- _Instructions for the task_
Scan the records for the word "unite". Return each line where it is found.

Website and app data records
■ ■ ■
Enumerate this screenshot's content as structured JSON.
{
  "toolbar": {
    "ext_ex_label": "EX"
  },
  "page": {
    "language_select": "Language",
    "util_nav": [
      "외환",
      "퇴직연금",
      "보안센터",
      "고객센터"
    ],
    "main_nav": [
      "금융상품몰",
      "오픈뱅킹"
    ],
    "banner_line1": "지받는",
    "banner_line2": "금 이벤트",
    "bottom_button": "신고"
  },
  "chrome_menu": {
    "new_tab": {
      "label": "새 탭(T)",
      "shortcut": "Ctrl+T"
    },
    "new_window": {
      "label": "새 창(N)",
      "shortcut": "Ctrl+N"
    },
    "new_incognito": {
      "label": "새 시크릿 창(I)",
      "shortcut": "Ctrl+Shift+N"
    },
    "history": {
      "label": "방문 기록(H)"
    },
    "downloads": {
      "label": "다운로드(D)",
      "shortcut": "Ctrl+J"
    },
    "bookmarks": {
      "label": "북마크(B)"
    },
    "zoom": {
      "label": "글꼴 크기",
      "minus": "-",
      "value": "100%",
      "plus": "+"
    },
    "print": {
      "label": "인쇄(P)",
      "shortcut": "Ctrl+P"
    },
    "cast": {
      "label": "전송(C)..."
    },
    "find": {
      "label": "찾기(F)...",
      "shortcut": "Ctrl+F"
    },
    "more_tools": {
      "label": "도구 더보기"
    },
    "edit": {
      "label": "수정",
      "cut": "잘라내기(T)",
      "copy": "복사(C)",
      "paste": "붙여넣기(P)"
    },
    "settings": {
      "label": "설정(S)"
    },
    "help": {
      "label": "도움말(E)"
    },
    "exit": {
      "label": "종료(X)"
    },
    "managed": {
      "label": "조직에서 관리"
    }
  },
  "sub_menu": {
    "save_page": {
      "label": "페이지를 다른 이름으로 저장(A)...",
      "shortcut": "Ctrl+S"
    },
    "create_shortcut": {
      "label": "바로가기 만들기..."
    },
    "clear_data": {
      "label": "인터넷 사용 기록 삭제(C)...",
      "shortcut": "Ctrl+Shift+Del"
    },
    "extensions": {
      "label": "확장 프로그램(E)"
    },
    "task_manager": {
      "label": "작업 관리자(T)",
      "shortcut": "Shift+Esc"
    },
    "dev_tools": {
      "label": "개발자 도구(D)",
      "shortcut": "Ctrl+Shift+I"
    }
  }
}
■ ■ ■
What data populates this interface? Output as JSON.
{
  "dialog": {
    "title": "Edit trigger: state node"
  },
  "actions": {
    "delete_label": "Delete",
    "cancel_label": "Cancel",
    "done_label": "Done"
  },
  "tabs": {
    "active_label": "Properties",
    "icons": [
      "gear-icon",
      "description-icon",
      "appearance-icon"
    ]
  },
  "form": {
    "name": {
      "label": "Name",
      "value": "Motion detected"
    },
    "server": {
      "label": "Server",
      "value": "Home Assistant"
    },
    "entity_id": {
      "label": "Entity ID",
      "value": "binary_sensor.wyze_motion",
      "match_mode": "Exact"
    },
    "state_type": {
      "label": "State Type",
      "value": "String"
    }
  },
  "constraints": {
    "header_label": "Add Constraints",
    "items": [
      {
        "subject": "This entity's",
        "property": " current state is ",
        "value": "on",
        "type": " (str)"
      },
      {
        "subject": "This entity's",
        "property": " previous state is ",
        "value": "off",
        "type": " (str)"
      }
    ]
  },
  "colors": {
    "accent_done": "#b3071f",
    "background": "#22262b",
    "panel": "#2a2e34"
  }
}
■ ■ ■
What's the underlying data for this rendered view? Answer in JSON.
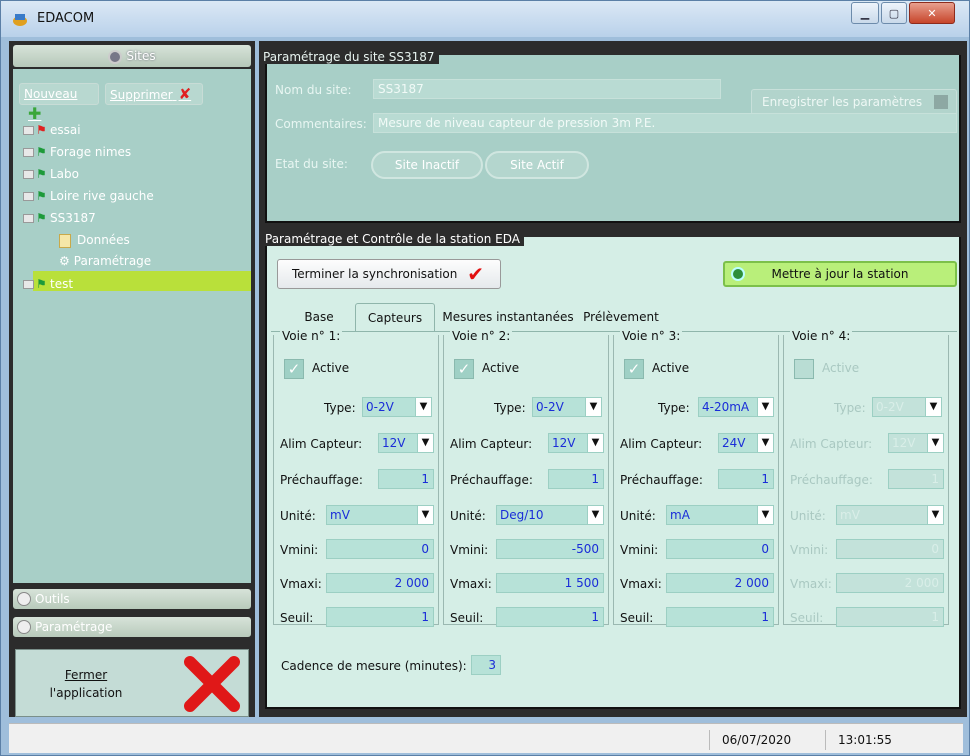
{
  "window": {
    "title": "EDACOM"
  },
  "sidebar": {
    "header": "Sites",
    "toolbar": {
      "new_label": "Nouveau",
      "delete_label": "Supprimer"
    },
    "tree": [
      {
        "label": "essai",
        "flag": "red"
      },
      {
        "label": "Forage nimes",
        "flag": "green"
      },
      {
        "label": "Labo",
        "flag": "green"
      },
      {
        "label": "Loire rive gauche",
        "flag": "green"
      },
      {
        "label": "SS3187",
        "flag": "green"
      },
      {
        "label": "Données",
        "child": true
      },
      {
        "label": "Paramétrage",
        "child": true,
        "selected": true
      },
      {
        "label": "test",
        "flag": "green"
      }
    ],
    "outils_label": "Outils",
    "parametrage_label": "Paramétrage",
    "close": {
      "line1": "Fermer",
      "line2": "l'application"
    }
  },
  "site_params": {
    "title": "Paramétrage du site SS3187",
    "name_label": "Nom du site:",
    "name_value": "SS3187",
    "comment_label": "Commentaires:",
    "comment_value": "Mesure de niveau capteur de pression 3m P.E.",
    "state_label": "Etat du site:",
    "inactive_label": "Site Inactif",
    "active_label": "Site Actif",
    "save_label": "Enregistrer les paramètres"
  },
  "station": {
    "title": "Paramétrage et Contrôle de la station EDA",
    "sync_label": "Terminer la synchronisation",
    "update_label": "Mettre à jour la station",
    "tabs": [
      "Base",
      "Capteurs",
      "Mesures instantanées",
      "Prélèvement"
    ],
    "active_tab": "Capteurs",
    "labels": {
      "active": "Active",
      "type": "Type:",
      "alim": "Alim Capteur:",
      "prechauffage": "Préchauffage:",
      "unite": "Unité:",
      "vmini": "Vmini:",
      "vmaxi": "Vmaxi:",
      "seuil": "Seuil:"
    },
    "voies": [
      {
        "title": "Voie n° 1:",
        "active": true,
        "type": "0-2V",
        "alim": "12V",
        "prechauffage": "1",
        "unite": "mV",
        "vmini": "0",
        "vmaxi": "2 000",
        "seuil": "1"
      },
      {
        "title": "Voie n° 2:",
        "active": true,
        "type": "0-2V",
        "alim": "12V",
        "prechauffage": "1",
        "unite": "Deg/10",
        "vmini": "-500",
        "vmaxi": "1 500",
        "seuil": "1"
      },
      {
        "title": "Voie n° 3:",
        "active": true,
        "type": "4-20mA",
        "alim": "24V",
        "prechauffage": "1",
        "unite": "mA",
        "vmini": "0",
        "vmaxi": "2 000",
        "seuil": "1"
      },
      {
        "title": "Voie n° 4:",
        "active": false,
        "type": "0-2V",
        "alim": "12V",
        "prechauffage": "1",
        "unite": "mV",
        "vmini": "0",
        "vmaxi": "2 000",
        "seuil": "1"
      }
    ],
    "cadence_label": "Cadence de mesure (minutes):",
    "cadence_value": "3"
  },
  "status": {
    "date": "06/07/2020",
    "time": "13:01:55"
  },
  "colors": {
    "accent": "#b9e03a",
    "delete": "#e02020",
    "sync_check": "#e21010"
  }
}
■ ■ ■
- _Answer to this exercise_
      "unite": "Unité:",
        "unite": "mV",
        "unite": "Deg/10",
        "unite": "mA",
        "unite": "mV",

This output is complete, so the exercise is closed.